◆ TASK OBJECTIVE:
Every line below that holds the string "részletes" should be copied out.
────────────────────────────────────────
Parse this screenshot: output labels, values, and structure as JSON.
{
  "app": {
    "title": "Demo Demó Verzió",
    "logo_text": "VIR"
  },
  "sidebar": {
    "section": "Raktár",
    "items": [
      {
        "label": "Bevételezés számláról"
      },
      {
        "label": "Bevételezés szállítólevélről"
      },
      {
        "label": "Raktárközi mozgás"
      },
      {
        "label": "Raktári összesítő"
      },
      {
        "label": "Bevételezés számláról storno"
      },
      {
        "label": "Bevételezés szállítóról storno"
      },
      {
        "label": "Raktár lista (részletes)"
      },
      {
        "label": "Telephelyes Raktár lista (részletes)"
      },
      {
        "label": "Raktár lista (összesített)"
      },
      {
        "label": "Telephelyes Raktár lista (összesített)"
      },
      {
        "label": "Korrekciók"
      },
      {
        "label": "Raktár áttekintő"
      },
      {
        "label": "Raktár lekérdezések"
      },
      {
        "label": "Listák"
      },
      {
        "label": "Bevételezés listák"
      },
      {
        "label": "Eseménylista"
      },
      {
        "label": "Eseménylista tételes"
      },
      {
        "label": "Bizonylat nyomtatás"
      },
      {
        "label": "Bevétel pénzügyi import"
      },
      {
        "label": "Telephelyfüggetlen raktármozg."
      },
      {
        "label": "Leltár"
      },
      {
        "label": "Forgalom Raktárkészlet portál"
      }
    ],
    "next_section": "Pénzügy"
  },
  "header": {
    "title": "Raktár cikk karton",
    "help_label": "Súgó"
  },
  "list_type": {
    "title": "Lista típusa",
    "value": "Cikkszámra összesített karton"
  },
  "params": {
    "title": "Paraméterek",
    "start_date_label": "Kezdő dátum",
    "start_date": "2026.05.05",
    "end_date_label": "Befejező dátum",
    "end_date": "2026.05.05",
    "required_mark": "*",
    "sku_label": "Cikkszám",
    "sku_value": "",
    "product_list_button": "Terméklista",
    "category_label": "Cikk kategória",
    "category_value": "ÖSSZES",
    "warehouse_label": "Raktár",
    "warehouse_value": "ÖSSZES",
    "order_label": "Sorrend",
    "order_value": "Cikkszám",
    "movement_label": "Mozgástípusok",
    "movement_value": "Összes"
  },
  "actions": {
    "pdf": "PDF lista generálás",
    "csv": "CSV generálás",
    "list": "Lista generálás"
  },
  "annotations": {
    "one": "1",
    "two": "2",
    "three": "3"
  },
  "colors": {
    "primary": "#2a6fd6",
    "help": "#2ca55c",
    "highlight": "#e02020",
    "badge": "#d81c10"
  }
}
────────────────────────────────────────
◆ ANSWER SECTION:
        "label": "Raktár lista (részletes)"
        "label": "Telephelyes Raktár lista (részletes)"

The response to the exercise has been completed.